§ Assignment: Every line below must come back exactly as it stands, with the images omitted.

Top of Exercise material

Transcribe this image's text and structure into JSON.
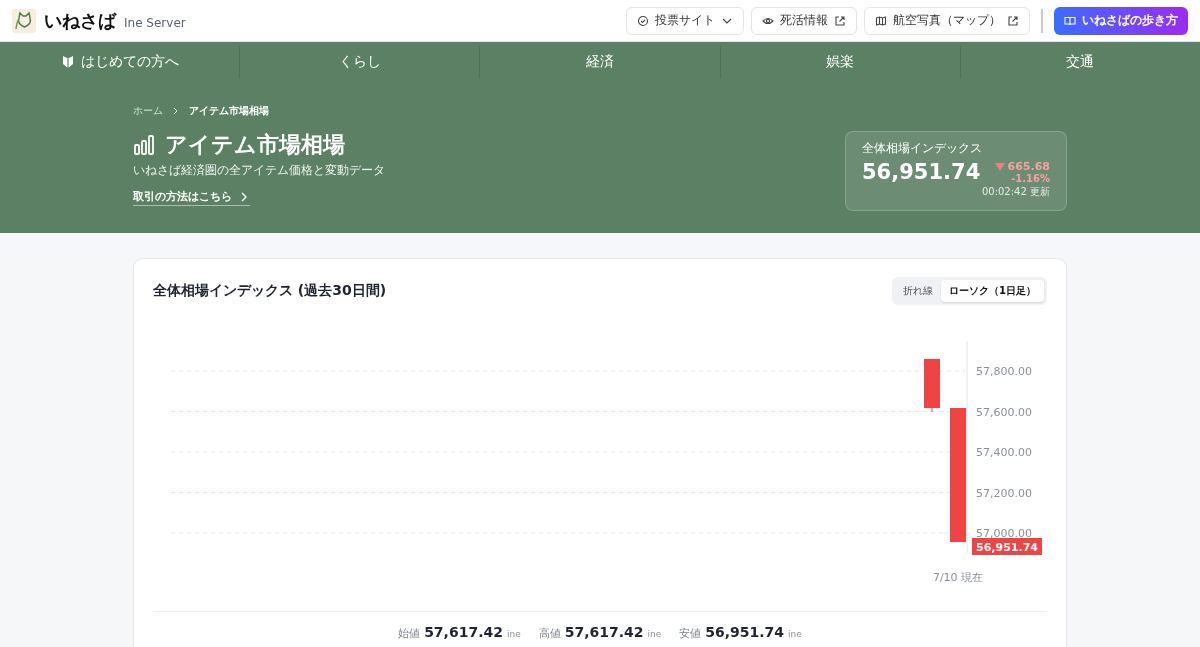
{
  "header": {
    "logo_text": "いねさば",
    "subtitle": "Ine Server",
    "buttons": [
      {
        "kind": "dropdown",
        "label": "投票サイト"
      },
      {
        "kind": "eyelink",
        "label": "死活情報"
      },
      {
        "kind": "maplink",
        "label": "航空写真（マップ）"
      },
      {
        "kind": "primary",
        "label": "いねさばの歩き方"
      }
    ]
  },
  "nav": [
    {
      "label": "はじめての方へ",
      "kind": "beginner"
    },
    {
      "label": "くらし",
      "kind": "plain"
    },
    {
      "label": "経済",
      "kind": "plain"
    },
    {
      "label": "娯楽",
      "kind": "plain"
    },
    {
      "label": "交通",
      "kind": "plain"
    }
  ],
  "breadcrumb": [
    "ホーム",
    "アイテム市場相場"
  ],
  "hero": {
    "title": "アイテム市場相場",
    "subtitle": "いねさば経済圏の全アイテム価格と変動データ",
    "link": "取引の方法はこちら"
  },
  "index_card": {
    "label": "全体相場インデックス",
    "value": "56,951.74",
    "change": "665.68",
    "percent": "-1.16%",
    "updated": "00:02:42 更新"
  },
  "chart_card": {
    "title": "全体相場インデックス (過去30日間)",
    "toggle": [
      {
        "label": "折れ線",
        "selected": false
      },
      {
        "label": "ローソク（1日足）",
        "selected": true
      }
    ],
    "chart": {
      "y_labels": [
        "57,800.00",
        "57,600.00",
        "57,400.00",
        "57,200.00",
        "57,000.00"
      ],
      "price_tag": "56,951.74",
      "x_label": "7/10 現在"
    },
    "stats": [
      {
        "label": "始値",
        "value": "57,617.42",
        "unit": "ine"
      },
      {
        "label": "高値",
        "value": "57,617.42",
        "unit": "ine"
      },
      {
        "label": "安値",
        "value": "56,951.74",
        "unit": "ine"
      }
    ]
  }
}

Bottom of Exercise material

§ Task answer:
Transcribe this image's text and structure into JSON.
{
  "header": {
    "logo_text": "いねさば",
    "subtitle": "Ine Server",
    "buttons": [
      {
        "kind": "dropdown",
        "label": "投票サイト"
      },
      {
        "kind": "eyelink",
        "label": "死活情報"
      },
      {
        "kind": "maplink",
        "label": "航空写真（マップ）"
      },
      {
        "kind": "primary",
        "label": "いねさばの歩き方"
      }
    ]
  },
  "nav": [
    {
      "label": "はじめての方へ",
      "kind": "beginner"
    },
    {
      "label": "くらし",
      "kind": "plain"
    },
    {
      "label": "経済",
      "kind": "plain"
    },
    {
      "label": "娯楽",
      "kind": "plain"
    },
    {
      "label": "交通",
      "kind": "plain"
    }
  ],
  "breadcrumb": [
    "ホーム",
    "アイテム市場相場"
  ],
  "hero": {
    "title": "アイテム市場相場",
    "subtitle": "いねさば経済圏の全アイテム価格と変動データ",
    "link": "取引の方法はこちら"
  },
  "index_card": {
    "label": "全体相場インデックス",
    "value": "56,951.74",
    "change": "665.68",
    "percent": "-1.16%",
    "updated": "00:02:42 更新"
  },
  "chart_card": {
    "title": "全体相場インデックス (過去30日間)",
    "toggle": [
      {
        "label": "折れ線",
        "selected": false
      },
      {
        "label": "ローソク（1日足）",
        "selected": true
      }
    ],
    "chart": {
      "y_labels": [
        "57,800.00",
        "57,600.00",
        "57,400.00",
        "57,200.00",
        "57,000.00"
      ],
      "price_tag": "56,951.74",
      "x_label": "7/10 現在"
    },
    "stats": [
      {
        "label": "始値",
        "value": "57,617.42",
        "unit": "ine"
      },
      {
        "label": "高値",
        "value": "57,617.42",
        "unit": "ine"
      },
      {
        "label": "安値",
        "value": "56,951.74",
        "unit": "ine"
      }
    ]
  }
}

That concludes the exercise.